[Data about app and page elements]

═══

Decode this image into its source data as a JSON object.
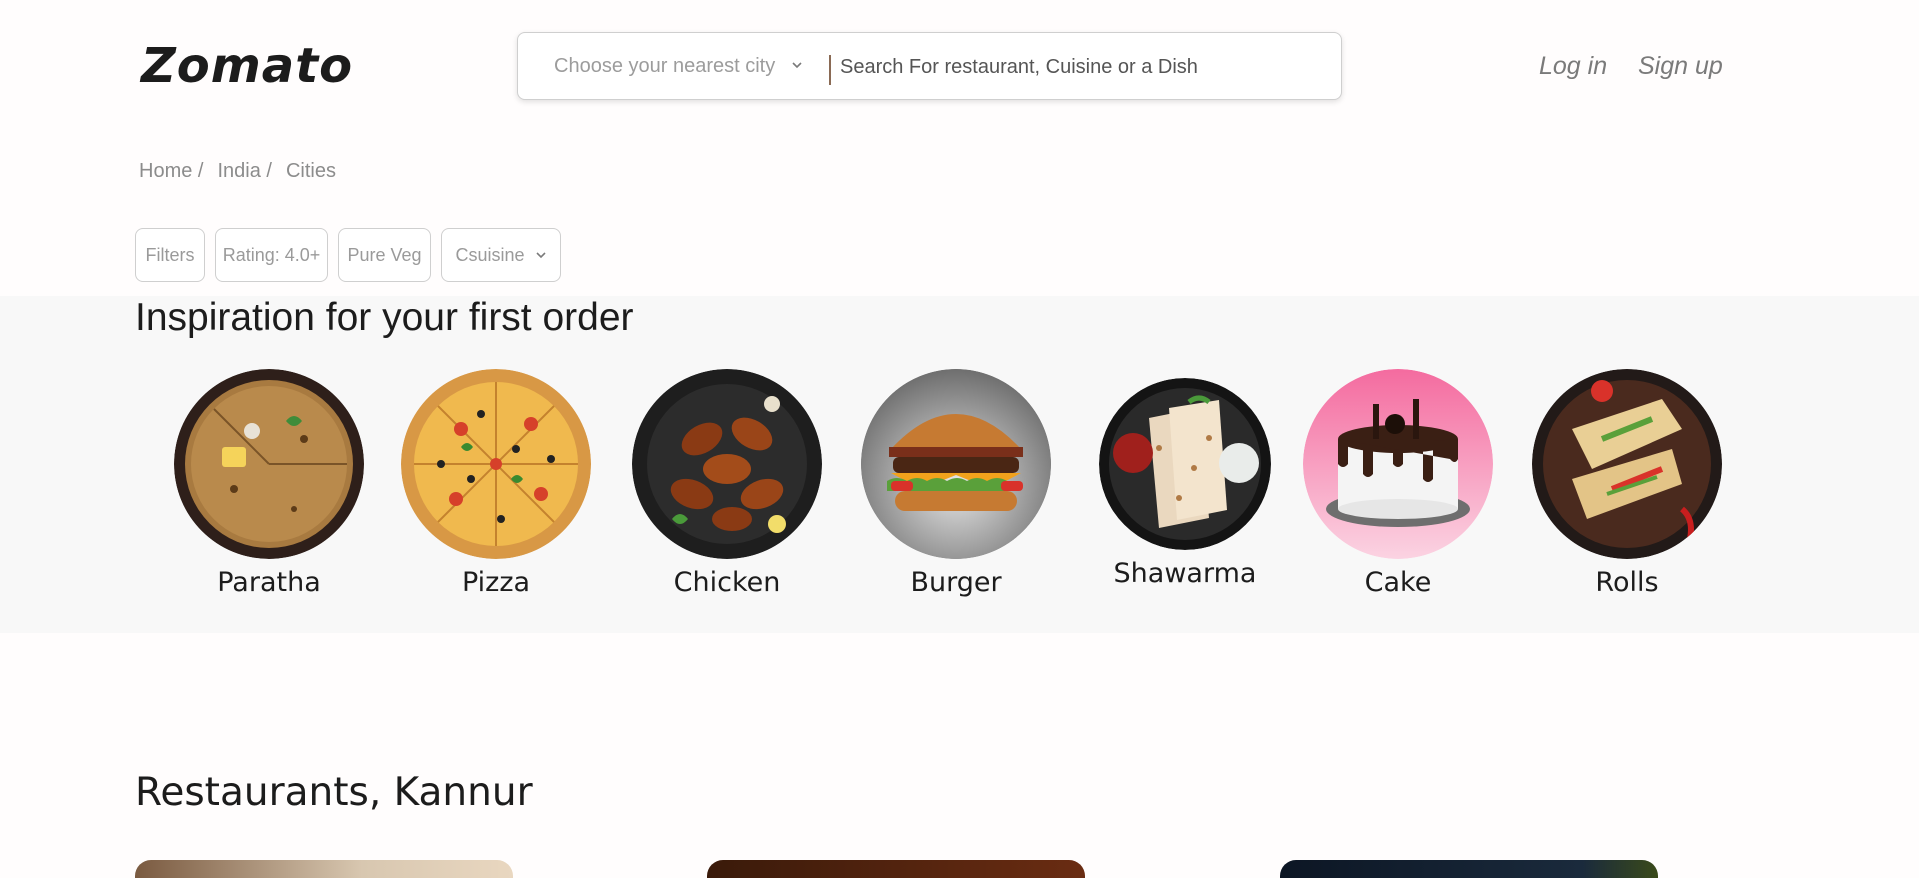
{
  "header": {
    "logo": "Zomato",
    "city_select": {
      "value": "Choose your nearest city",
      "icon": "chevron-down-icon"
    },
    "search": {
      "placeholder": "Search For restaurant, Cuisine or a Dish"
    },
    "login_label": "Log in",
    "signup_label": "Sign up"
  },
  "breadcrumb": [
    "Home /",
    "India /",
    "Cities"
  ],
  "filters": {
    "filters_label": "Filters",
    "rating_label": "Rating: 4.0+",
    "pure_veg_label": "Pure Veg",
    "cuisine_label": "Csuisine"
  },
  "inspiration": {
    "title": "Inspiration for your first order",
    "items": [
      {
        "label": "Paratha"
      },
      {
        "label": "Pizza"
      },
      {
        "label": "Chicken"
      },
      {
        "label": "Burger"
      },
      {
        "label": "Shawarma"
      },
      {
        "label": "Cake"
      },
      {
        "label": "Rolls"
      }
    ]
  },
  "restaurants": {
    "title": "Restaurants, Kannur"
  },
  "colors": {
    "page_bg": "#fffdfd",
    "band_bg": "#f8f8f8",
    "text": "#1c1c1c",
    "muted": "#9a9a9a"
  }
}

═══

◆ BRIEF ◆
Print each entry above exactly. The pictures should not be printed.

◆ ANSWER FOR THIS EXERCISE ◆
Decode this image into its source data as a JSON object.
{
  "header": {
    "logo": "Zomato",
    "city_select": {
      "value": "Choose your nearest city",
      "icon": "chevron-down-icon"
    },
    "search": {
      "placeholder": "Search For restaurant, Cuisine or a Dish"
    },
    "login_label": "Log in",
    "signup_label": "Sign up"
  },
  "breadcrumb": [
    "Home /",
    "India /",
    "Cities"
  ],
  "filters": {
    "filters_label": "Filters",
    "rating_label": "Rating: 4.0+",
    "pure_veg_label": "Pure Veg",
    "cuisine_label": "Csuisine"
  },
  "inspiration": {
    "title": "Inspiration for your first order",
    "items": [
      {
        "label": "Paratha"
      },
      {
        "label": "Pizza"
      },
      {
        "label": "Chicken"
      },
      {
        "label": "Burger"
      },
      {
        "label": "Shawarma"
      },
      {
        "label": "Cake"
      },
      {
        "label": "Rolls"
      }
    ]
  },
  "restaurants": {
    "title": "Restaurants, Kannur"
  },
  "colors": {
    "page_bg": "#fffdfd",
    "band_bg": "#f8f8f8",
    "text": "#1c1c1c",
    "muted": "#9a9a9a"
  }
}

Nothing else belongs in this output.